- **AIM OF THE TASK**: Return all lines in the data where the string "JSON" can be found.

- **DATASET RECORDS**:
————
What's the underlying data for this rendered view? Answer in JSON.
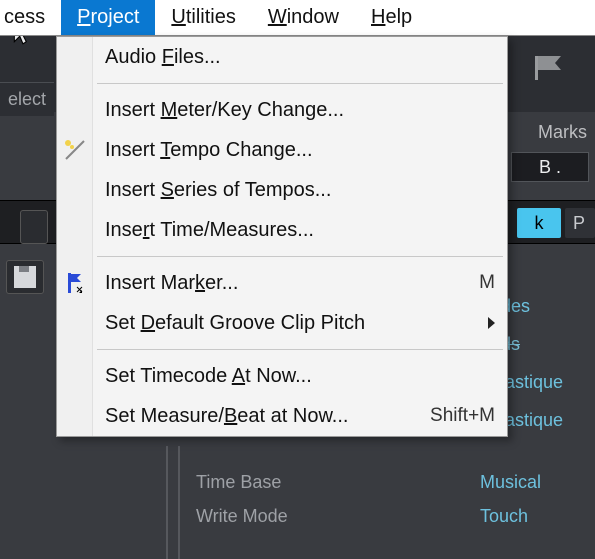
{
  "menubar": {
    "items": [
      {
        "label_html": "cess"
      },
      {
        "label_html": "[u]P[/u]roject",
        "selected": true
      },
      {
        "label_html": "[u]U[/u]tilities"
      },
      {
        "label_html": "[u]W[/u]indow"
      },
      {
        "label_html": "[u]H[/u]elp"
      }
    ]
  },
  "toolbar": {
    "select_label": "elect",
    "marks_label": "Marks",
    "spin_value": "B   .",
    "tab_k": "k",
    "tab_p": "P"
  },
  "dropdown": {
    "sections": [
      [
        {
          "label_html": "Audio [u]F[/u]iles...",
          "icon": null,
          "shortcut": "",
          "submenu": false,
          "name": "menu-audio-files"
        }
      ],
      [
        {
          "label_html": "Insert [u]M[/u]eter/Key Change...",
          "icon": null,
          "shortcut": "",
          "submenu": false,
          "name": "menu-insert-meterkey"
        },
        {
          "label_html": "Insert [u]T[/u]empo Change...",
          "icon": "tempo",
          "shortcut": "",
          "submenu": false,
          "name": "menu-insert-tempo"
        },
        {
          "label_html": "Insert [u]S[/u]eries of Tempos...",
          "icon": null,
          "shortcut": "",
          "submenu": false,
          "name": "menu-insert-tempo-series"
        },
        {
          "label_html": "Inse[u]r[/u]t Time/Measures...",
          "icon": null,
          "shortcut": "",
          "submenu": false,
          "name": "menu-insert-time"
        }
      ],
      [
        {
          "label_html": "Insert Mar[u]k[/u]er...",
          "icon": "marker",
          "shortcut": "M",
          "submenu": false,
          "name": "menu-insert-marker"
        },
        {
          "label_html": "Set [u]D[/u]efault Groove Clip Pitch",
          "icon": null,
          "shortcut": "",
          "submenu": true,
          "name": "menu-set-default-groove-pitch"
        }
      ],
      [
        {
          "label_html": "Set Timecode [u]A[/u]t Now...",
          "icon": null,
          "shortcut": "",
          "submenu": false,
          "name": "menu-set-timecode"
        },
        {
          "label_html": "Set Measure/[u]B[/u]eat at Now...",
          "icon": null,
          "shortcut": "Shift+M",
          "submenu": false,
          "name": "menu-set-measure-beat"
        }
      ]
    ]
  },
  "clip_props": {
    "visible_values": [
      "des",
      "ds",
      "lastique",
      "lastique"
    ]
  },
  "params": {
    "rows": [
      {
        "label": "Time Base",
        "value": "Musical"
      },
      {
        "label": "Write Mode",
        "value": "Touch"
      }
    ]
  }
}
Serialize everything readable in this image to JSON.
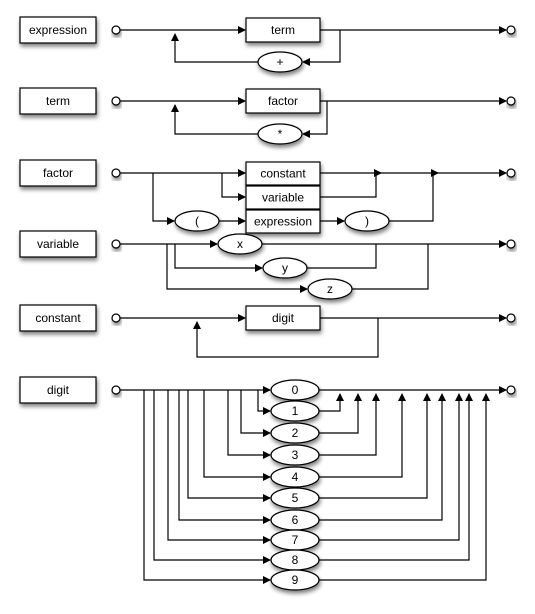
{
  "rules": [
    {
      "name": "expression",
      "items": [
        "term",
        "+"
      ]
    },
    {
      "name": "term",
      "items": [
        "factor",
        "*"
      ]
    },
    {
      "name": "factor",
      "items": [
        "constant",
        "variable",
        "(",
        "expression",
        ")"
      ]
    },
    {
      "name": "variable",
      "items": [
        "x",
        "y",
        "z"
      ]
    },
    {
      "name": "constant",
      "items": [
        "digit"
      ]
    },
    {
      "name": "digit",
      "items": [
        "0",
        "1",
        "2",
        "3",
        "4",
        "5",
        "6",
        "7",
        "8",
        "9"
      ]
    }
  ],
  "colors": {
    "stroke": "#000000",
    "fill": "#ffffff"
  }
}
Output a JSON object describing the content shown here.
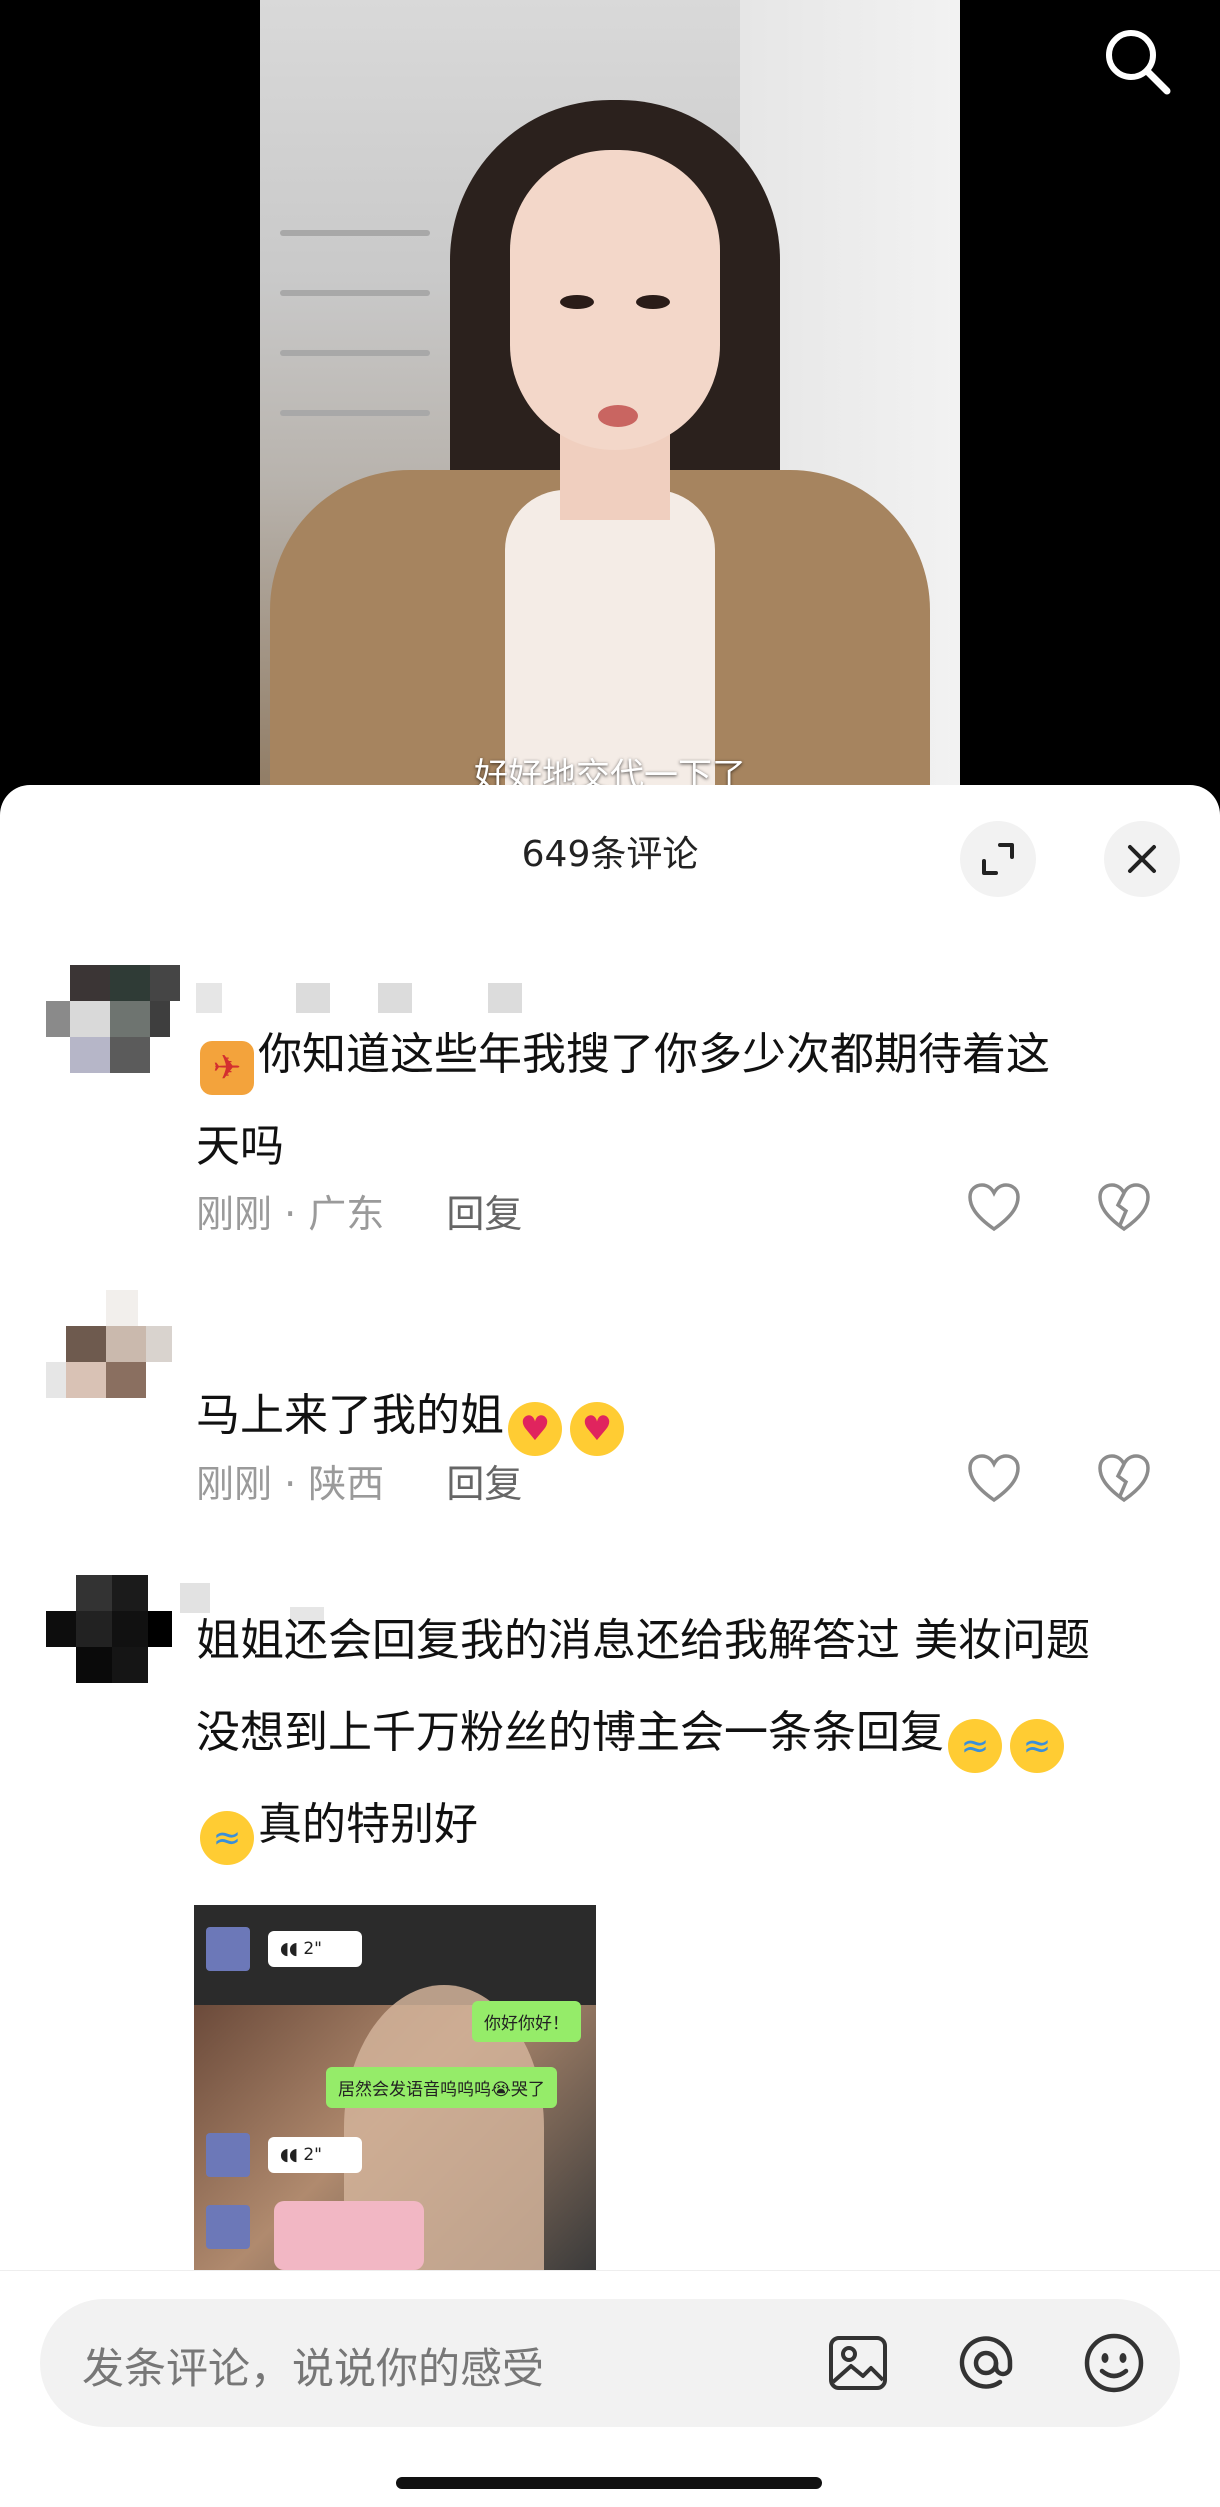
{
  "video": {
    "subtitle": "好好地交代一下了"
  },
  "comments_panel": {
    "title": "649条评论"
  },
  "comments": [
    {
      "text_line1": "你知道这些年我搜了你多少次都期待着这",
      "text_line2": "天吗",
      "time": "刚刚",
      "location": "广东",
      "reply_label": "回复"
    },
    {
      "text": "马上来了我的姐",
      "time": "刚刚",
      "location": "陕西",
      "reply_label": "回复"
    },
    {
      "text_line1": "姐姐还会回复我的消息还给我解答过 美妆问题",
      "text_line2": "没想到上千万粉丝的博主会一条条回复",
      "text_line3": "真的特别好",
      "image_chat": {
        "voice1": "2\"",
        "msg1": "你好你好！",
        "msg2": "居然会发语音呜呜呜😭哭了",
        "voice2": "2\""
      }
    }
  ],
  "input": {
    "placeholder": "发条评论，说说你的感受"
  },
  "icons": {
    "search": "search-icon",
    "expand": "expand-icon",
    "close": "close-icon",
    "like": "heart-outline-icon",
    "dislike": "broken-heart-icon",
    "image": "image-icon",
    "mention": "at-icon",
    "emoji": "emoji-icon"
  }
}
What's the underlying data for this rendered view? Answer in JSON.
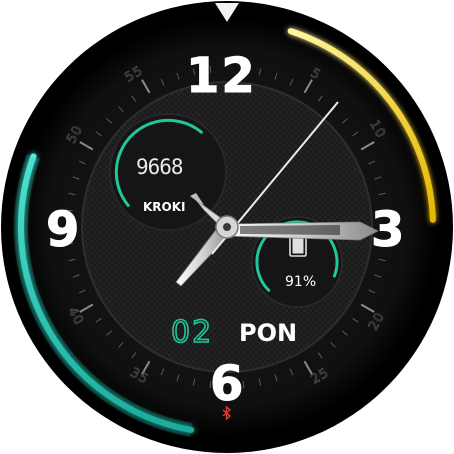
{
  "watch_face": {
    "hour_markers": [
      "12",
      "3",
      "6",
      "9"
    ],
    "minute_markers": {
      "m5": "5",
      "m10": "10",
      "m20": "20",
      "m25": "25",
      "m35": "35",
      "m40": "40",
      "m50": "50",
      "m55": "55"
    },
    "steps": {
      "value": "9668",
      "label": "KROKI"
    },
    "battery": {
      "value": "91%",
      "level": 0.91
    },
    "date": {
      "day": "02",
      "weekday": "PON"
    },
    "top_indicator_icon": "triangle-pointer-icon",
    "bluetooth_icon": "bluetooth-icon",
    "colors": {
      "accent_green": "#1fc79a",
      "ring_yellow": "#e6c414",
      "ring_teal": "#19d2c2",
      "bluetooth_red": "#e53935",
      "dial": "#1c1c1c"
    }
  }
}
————
- **ANSWER SPACE**:
What's the underlying data for this rendered view? Answer in JSON.
Serialize everything readable in this image to JSON.
Output a JSON object describing the content shown here.
What's the underlying data for this rendered view? Answer in JSON.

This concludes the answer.